- From The Desk Of The Sub-committee Chair Senator Hugh T. Farley: Libraries Deserve a "COLA" Too
- Legislative Update
- Fundraising for the Mid-Hudson Valley An Electronic Forum
- Multiculturalism: The Spirit of New York Libraries
- No Generation Gap At Annual Read Aloud
- Not Just For Children
- The Library Circuit: New City Library
- Seeking Moore Award Candidates Deadline August 15
- THE TRUSTEE
No Generation Gap At Annual Read Aloud
By Nellie Brewster, Trustee, Waverly Free Library, Waverly, New York
July 2000 issue of Trustee
So, you really think children won't sit still for the written wordŠthat they need to be electronically entertained?
It's pretty obvious that you were not at a Read Aloud! And you think it takes bright lights, bells and whistles to get the attention of today's younger set? You definitely were not part of the Great New York State Read Aloud! You're sure there's little hope for the future of the written word? No question! You should have been at a Read Aloud-somewhere, anywhere across the state.

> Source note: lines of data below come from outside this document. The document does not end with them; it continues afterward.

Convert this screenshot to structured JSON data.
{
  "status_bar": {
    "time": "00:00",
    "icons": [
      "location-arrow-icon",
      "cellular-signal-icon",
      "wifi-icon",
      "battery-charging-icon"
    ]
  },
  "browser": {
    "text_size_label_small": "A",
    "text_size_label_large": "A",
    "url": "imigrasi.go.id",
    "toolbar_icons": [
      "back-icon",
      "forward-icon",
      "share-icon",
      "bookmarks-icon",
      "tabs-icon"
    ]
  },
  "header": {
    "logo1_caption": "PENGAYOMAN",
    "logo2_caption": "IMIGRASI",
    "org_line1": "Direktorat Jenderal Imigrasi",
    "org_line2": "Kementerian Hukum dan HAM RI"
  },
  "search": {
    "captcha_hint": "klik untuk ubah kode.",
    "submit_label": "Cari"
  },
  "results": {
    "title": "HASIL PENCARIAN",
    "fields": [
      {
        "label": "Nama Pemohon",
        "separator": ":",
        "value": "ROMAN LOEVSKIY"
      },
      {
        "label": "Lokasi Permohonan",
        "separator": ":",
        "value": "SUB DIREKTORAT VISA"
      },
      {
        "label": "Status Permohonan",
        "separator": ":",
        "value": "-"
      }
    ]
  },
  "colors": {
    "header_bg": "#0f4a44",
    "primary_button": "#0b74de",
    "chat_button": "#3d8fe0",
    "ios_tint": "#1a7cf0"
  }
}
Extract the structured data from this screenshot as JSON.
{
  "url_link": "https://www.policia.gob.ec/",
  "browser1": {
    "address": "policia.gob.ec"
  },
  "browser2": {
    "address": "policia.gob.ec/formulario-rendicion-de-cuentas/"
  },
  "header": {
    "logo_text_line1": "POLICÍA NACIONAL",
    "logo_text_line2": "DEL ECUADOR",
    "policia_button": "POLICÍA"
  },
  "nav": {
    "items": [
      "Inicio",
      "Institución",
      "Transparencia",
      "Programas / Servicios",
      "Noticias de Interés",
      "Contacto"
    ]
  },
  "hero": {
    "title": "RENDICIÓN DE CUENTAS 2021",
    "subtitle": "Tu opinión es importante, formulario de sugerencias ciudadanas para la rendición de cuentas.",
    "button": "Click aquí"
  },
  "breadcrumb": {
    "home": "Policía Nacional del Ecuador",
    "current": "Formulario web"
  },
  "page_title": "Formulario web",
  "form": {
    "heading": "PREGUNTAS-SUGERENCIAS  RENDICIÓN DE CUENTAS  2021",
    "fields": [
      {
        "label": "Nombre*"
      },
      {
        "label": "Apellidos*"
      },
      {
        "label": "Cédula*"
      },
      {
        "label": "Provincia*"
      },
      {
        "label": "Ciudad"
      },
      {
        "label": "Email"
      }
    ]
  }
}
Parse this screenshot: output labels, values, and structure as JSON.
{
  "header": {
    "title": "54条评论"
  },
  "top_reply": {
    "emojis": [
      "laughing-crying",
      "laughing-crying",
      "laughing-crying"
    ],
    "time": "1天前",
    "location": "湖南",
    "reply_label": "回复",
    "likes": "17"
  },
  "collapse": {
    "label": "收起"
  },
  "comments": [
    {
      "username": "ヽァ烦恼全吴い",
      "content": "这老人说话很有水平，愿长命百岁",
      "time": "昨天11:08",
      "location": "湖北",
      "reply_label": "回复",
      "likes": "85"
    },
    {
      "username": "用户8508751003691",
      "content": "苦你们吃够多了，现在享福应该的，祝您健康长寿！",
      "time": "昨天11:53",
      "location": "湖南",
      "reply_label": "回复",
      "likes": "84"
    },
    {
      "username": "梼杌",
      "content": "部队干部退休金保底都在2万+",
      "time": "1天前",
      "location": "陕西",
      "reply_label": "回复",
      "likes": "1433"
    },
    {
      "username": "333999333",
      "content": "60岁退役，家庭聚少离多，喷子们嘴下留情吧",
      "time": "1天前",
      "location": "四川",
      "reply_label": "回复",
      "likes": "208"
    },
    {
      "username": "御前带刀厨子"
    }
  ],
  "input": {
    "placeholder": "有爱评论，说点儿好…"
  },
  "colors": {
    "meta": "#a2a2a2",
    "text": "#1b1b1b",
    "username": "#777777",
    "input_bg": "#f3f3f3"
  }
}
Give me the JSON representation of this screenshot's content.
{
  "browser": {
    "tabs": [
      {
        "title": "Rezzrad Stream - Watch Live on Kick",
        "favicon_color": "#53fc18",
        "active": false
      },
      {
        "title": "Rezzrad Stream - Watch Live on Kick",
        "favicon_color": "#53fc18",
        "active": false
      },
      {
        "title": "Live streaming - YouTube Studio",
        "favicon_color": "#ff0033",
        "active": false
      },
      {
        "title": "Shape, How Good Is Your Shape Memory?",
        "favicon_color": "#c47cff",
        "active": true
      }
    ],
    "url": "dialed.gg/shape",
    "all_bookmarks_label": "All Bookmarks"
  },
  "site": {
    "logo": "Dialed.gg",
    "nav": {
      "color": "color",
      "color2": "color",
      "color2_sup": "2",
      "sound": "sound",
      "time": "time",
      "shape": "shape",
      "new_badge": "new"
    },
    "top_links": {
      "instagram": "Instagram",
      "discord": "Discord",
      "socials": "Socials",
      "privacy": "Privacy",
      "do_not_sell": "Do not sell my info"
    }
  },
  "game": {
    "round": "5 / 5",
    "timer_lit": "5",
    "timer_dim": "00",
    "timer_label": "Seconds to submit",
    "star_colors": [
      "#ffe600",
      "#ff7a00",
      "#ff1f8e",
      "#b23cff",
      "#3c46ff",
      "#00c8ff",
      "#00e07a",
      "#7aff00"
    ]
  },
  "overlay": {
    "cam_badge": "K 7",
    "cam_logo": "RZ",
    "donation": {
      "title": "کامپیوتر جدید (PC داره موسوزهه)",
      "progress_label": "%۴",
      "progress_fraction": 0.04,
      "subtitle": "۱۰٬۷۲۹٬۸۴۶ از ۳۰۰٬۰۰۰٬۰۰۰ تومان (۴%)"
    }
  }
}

Our small library attracted more than 25 readers on a chilly night in April, people from age six to sixty and beyond. At least that many more were there to just listen.
They heard everything from Shel Silverstein's poetry (read so eloquently by two young men -- one 10 years of age and the other 8) to a passage from a novel-in-progress -- shared by its author; from the classic "Midnight Ride of Paul Revere" to another original story (this one written and illustrated by a young lady, also just 8 years of age."
They heard the village mayor, parents, grandparents, library trustees, members of the community and each other -- all with the simple love of words and reading in common. They heard the three young fifth-grade winners of our library's "Why my local library is important to me" essay contest.
And they saw that the love of reading is important to all sorts of people - not just children and not just parents and teachers; that people actually took time out to come to the library and read to each other.
What's more, they saw people enjoying the sharing -- applauding for and actually laughing out loud over something so common, so mundane as being read to.Best of all? Most of the people who read at this one small library on this one chilly day in April asked, as they left, "This was fun! When can we do it again?"